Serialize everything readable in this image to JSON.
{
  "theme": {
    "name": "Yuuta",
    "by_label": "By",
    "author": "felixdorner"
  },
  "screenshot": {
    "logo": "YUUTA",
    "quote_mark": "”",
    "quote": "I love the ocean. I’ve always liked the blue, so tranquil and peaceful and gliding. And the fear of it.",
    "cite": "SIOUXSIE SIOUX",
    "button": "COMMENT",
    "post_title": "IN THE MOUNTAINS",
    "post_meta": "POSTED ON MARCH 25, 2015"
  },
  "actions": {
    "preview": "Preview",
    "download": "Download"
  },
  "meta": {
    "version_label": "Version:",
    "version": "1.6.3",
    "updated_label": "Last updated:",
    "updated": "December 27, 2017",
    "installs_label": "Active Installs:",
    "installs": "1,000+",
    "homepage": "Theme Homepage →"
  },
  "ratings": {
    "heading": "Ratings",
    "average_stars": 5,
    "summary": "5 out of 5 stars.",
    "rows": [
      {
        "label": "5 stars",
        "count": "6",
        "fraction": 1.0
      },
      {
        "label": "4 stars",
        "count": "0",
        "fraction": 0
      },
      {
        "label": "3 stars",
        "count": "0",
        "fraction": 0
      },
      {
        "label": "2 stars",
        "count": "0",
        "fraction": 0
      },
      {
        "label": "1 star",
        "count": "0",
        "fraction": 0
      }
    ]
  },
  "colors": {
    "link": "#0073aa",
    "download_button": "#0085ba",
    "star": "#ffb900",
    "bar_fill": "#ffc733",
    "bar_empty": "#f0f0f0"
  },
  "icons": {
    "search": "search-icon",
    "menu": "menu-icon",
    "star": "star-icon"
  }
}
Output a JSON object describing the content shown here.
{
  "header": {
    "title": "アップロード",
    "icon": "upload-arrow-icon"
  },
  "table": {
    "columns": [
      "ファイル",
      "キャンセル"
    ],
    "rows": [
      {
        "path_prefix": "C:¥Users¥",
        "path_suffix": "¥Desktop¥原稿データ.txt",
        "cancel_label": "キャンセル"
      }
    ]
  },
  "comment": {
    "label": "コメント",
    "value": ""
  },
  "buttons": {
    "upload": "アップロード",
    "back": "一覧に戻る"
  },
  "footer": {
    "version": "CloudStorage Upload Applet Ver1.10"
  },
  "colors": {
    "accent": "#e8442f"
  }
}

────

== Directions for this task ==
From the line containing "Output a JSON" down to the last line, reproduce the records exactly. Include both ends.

== Solution for this exercise ==
Output a JSON object describing the content shown here.
{
  "header": {
    "title": "アップロード",
    "icon": "upload-arrow-icon"
  },
  "table": {
    "columns": [
      "ファイル",
      "キャンセル"
    ],
    "rows": [
      {
        "path_prefix": "C:¥Users¥",
        "path_suffix": "¥Desktop¥原稿データ.txt",
        "cancel_label": "キャンセル"
      }
    ]
  },
  "comment": {
    "label": "コメント",
    "value": ""
  },
  "buttons": {
    "upload": "アップロード",
    "back": "一覧に戻る"
  },
  "footer": {
    "version": "CloudStorage Upload Applet Ver1.10"
  },
  "colors": {
    "accent": "#e8442f"
  }
}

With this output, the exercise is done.